• Guidance and prevention: We help BAME youths within the Criminal Justice System to experience fairness and equality, whilst also working to prevent young people being involved in crime and entering the Youth Justice System. Part of this work is to tackle gangs and reduce reoffending.
• Listening, involving and advocating: We listen to and involve young people in various programmes to help them become valuable members of society as well as giving them a voice in the area they live in and issues which affect them.
• Provide knowledge: We educate children and young people to keep themselves safe in their communities. We also help to educate parents and families on the services available to them, as well as helping them to understand the issues surrounding crime in their community.
• Take early action: We will strive to take action at the earliest opportunity to support vulnerable young people.
Due to the complexity of the issues concerning young people’s rights and access to services we target some services at specific communities and sub-sections of those communities. We strive to provide support, advice and services through culturally appropriate ways using skilled services.
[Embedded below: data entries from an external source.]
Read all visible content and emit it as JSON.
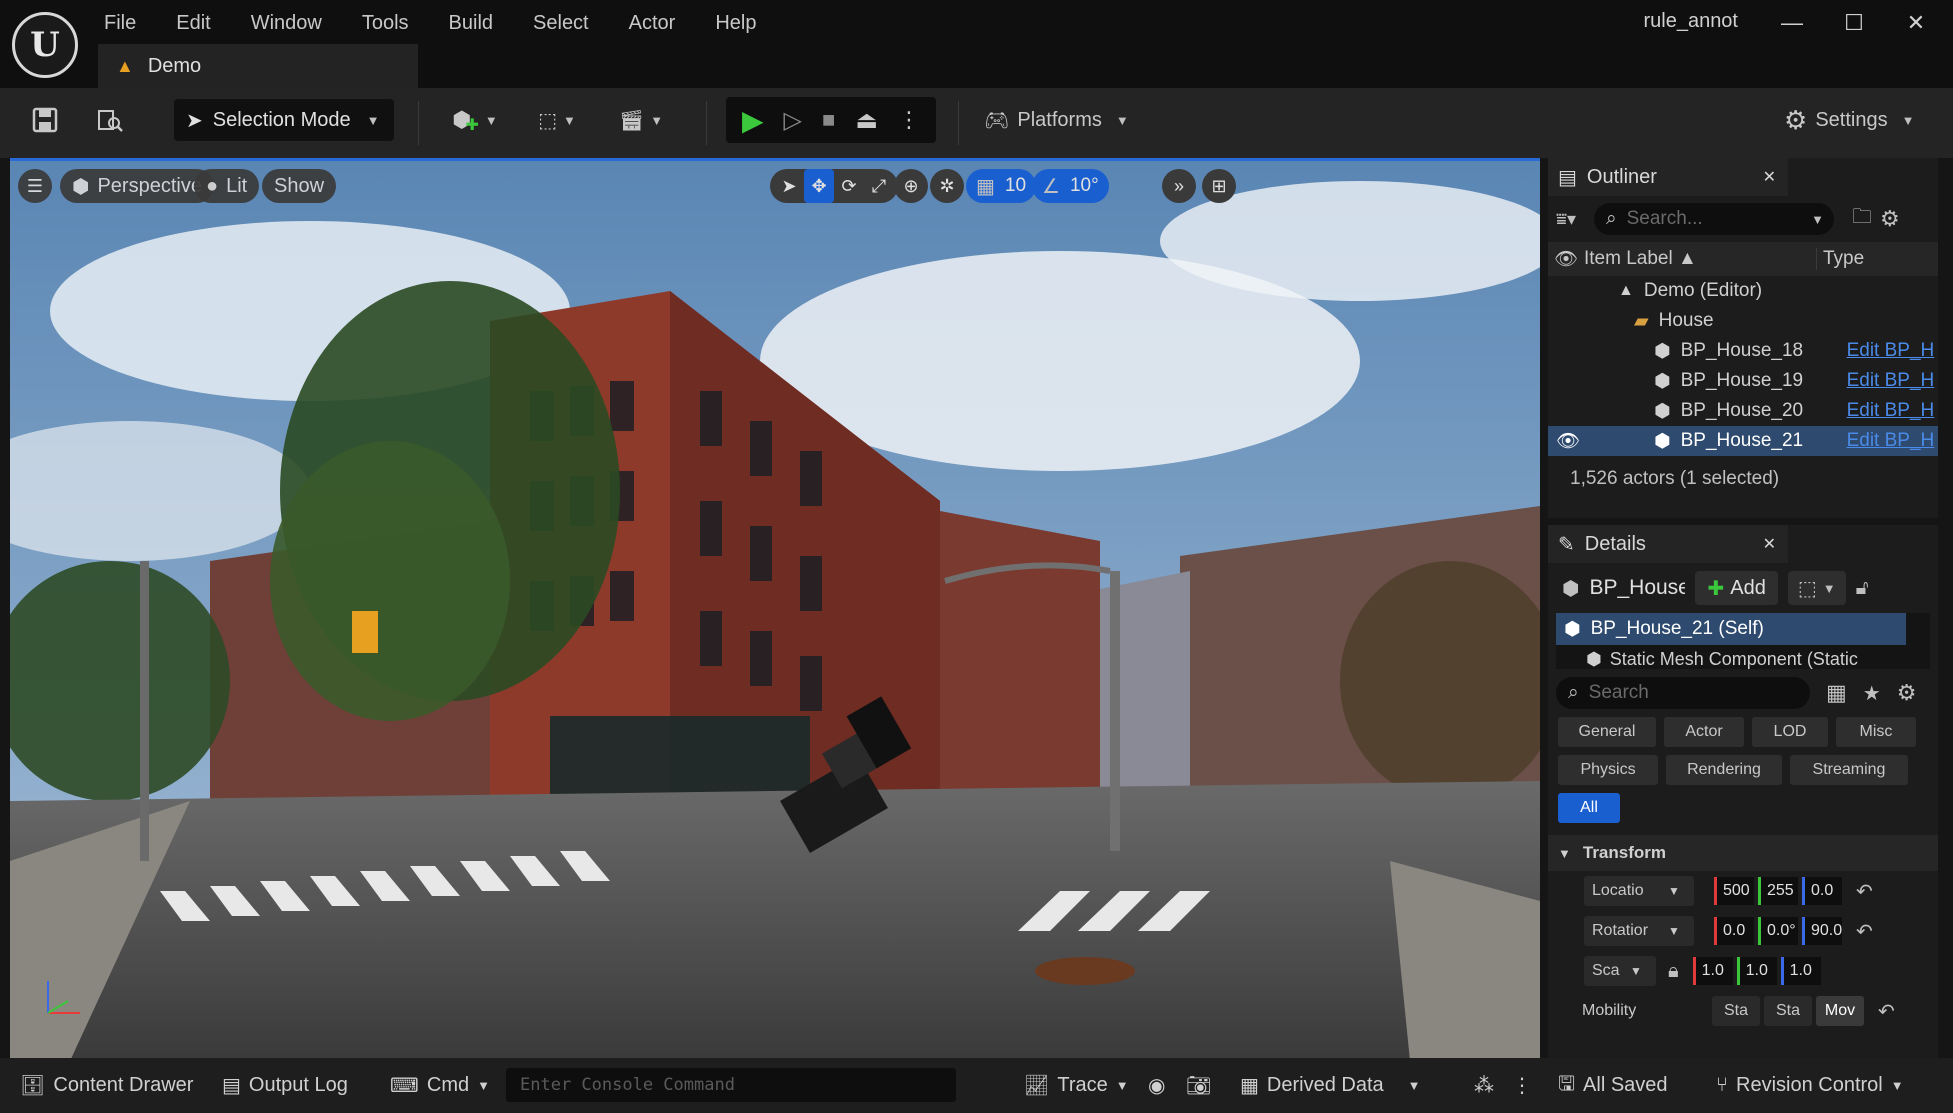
{
  "app": {
    "window_title": "rule_annot",
    "level_tab": "Demo"
  },
  "menu": [
    "File",
    "Edit",
    "Window",
    "Tools",
    "Build",
    "Select",
    "Actor",
    "Help"
  ],
  "toolbar": {
    "selection_mode": "Selection Mode",
    "platforms": "Platforms",
    "settings": "Settings"
  },
  "viewport": {
    "perspective": "Perspective",
    "lit": "Lit",
    "show": "Show",
    "grid_snap": "10",
    "angle_snap": "10°"
  },
  "outliner": {
    "title": "Outliner",
    "search_placeholder": "Search...",
    "col_label": "Item Label",
    "col_type": "Type",
    "rows": [
      {
        "label": "Demo (Editor)",
        "type": ""
      },
      {
        "label": "House",
        "type": ""
      },
      {
        "label": "BP_House_18",
        "type": "Edit BP_H"
      },
      {
        "label": "BP_House_19",
        "type": "Edit BP_H"
      },
      {
        "label": "BP_House_20",
        "type": "Edit BP_H"
      },
      {
        "label": "BP_House_21",
        "type": "Edit BP_H"
      }
    ],
    "status": "1,526 actors (1 selected)"
  },
  "details": {
    "title": "Details",
    "actor_name": "BP_House",
    "add_label": "Add",
    "components": [
      "BP_House_21 (Self)",
      "Static Mesh Component (Static"
    ],
    "search_placeholder": "Search",
    "categories": [
      "General",
      "Actor",
      "LOD",
      "Misc",
      "Physics",
      "Rendering",
      "Streaming",
      "All"
    ],
    "transform_header": "Transform",
    "location_label": "Locatio",
    "rotation_label": "Rotatior",
    "scale_label": "Sca",
    "location": [
      "500",
      "255",
      "0.0"
    ],
    "rotation": [
      "0.0",
      "0.0°",
      "90.0"
    ],
    "scale": [
      "1.0",
      "1.0",
      "1.0"
    ],
    "mobility_label": "Mobility",
    "mobility_options": [
      "Sta",
      "Sta",
      "Mov"
    ]
  },
  "statusbar": {
    "content_drawer": "Content Drawer",
    "output_log": "Output Log",
    "cmd": "Cmd",
    "console_placeholder": "Enter Console Command",
    "trace": "Trace",
    "derived_data": "Derived Data",
    "all_saved": "All Saved",
    "revision_control": "Revision Control"
  },
  "colors": {
    "accent_blue": "#1a5fd0",
    "link_blue": "#4a8ae8",
    "play_green": "#3cc83c",
    "selected_row": "#2e4a6e"
  }
}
We also work in a personalised way, seeking to support the individual in the way they need.
Our goals and aims are ambitious. We want to reduce negative outcomes such as homelessness, becoming victims of crime or entering the CJS. We also want to increase the opportunities, particularly in employment, for young people. We can only do this through enormous effort.
We will bring strength to our young people to help them build a better future.
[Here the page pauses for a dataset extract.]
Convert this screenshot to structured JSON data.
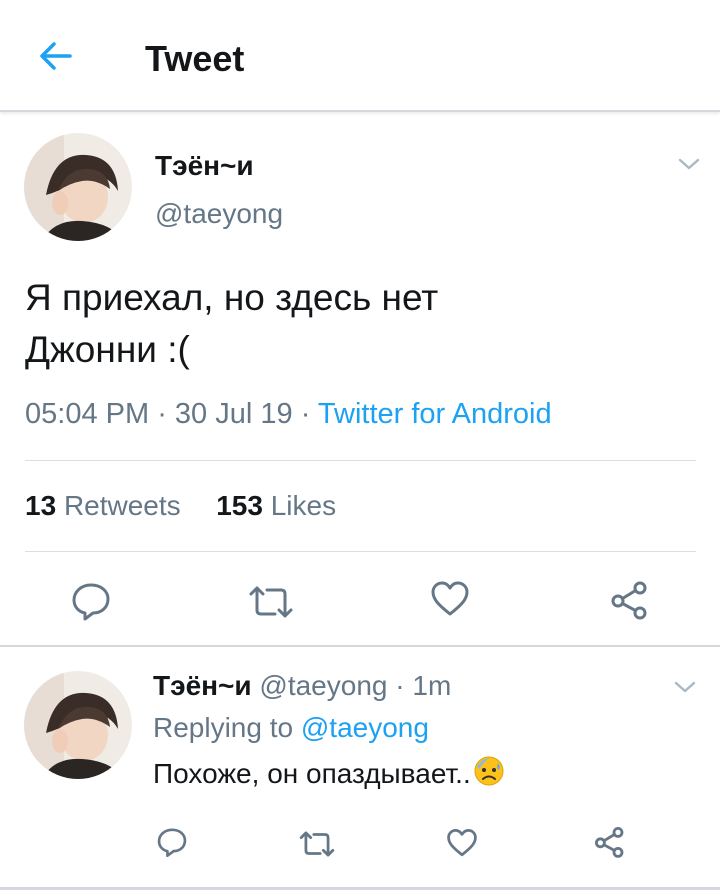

Along with ambitious aims we have ambitious expected outcomes for our young people’s programme. We will work to see:
• Futures not failures: We expect to see young people supported to make the most of education and access suitable and sustainable employment alongside exiting offending lifestyles.
• Support not criticism: We will see, through counselling, guidance and support, a therapeutic approach towards supporting our young people rather than stigmatising them and determining their future to be both fixed and negative.
• Inclusion not exclusion: We will see evidence of our success through reducing the number of children and young people excluded from school, as well as increasing the numbers in employment or training.
• Safety not crime: Reducing the number of BAME youth offenders and perpetrators of violent crimes.
• Choice not limitations: Working with families we will open the doors of opportunity through information and advice, enabling them to feel empowered in their communities.
• Futures not backgrounds: We will see young people with exciting and sustainable futures where they are safe, fulfilled and independent.
Diversity Living Services is accredited to UN in Special Consultative Status with Economic and Social Council (ECOSOC).
Diversity Living Services is a registered Company and Charity (England and Wales) Registered Company No: 4459816 * Registered Charity No: 1098916